"One thing is clear: in marginalising Chinese tradition and falling short of wholesale importation of Western cultural and political ideals and institutions, Chinese cities have become, in one sense, the scrapyard of half-hearted emulations and acts of resistance, appearing to be neither here nor there..."- Li Shiqiao, writing in the South China Morning PostThis book teaches us to read the contemporary Chinese city.
Li Shiqiao deftly crafts a new theory of the Chinese city and the dynamics of urbanization by: examining how the Chinese city has been shaped by the figuration of the writing system analyzing the continuing importance of the family and its barriers of protection against real and imagined dangersexploring the meanings of labour, and the resultant numerical and financial hierarchies demonstrating how actual structures bring into visual being the conceptions of numerical distributions, safety networks, and aesthetic orders.

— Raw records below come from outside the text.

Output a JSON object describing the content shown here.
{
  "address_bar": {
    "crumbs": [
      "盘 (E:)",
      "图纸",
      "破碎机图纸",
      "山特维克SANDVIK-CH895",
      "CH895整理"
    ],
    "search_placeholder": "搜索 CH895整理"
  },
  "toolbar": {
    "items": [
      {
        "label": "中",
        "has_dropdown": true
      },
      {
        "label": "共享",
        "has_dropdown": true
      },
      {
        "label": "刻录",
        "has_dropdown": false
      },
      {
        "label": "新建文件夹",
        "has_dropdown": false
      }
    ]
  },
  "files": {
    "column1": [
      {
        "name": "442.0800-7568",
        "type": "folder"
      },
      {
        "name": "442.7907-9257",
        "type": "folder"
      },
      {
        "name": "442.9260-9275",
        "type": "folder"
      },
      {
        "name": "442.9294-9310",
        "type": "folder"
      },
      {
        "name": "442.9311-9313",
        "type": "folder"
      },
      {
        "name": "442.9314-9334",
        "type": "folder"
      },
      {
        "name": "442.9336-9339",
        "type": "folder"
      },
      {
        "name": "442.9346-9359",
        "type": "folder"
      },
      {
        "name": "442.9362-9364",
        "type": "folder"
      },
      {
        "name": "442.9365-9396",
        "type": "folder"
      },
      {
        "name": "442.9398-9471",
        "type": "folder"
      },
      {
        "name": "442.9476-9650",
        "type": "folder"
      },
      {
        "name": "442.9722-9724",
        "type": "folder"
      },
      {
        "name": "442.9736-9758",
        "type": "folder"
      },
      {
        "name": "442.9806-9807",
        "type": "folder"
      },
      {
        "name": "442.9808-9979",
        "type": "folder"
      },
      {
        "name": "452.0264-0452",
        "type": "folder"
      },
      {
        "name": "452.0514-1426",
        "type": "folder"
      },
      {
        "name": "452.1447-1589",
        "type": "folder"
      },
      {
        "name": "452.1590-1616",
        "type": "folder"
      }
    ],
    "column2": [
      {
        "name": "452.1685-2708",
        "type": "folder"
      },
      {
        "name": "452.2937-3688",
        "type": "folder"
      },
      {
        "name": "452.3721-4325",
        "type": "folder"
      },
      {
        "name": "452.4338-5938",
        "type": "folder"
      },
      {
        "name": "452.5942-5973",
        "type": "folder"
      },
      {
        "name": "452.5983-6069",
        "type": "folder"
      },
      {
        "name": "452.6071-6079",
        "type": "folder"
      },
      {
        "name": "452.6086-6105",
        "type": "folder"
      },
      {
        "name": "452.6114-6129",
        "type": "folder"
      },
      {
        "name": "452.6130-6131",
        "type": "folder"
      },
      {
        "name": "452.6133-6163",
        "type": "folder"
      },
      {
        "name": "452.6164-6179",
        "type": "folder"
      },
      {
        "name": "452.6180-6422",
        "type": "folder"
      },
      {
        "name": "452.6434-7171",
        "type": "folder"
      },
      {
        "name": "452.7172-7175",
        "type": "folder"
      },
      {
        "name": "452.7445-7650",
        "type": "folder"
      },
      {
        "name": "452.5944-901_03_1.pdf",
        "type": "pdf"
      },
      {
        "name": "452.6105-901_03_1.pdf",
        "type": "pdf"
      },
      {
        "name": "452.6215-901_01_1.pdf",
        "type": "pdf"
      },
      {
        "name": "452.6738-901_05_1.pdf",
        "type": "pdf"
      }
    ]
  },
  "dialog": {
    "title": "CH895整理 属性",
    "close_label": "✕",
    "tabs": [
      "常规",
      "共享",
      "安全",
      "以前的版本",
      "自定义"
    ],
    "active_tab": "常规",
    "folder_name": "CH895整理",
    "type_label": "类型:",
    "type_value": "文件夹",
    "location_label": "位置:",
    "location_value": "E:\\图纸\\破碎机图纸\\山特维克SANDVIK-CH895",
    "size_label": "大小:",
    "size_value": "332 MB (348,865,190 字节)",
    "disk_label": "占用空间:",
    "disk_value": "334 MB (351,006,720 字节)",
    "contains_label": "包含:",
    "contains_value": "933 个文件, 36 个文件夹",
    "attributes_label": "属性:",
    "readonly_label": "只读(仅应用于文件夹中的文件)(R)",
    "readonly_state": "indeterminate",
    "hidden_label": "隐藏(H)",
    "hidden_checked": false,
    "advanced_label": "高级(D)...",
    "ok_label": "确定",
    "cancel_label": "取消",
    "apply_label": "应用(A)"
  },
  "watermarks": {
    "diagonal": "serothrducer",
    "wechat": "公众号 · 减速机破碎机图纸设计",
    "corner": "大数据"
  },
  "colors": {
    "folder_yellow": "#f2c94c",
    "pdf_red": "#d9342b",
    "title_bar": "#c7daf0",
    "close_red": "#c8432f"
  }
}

Understanding the Chinese City elegantly traces a thread between ancient Chinese city formations and current urban organizations, revealing hidden continuities that show how instrumental the past has been in forming the present.
It contextualizes Chinese urban experiences in relation to familiar intellectual landmarks.
Rather than becoming obstacles to change, ancient practices have become effective strategies of adaptation under radically new terms.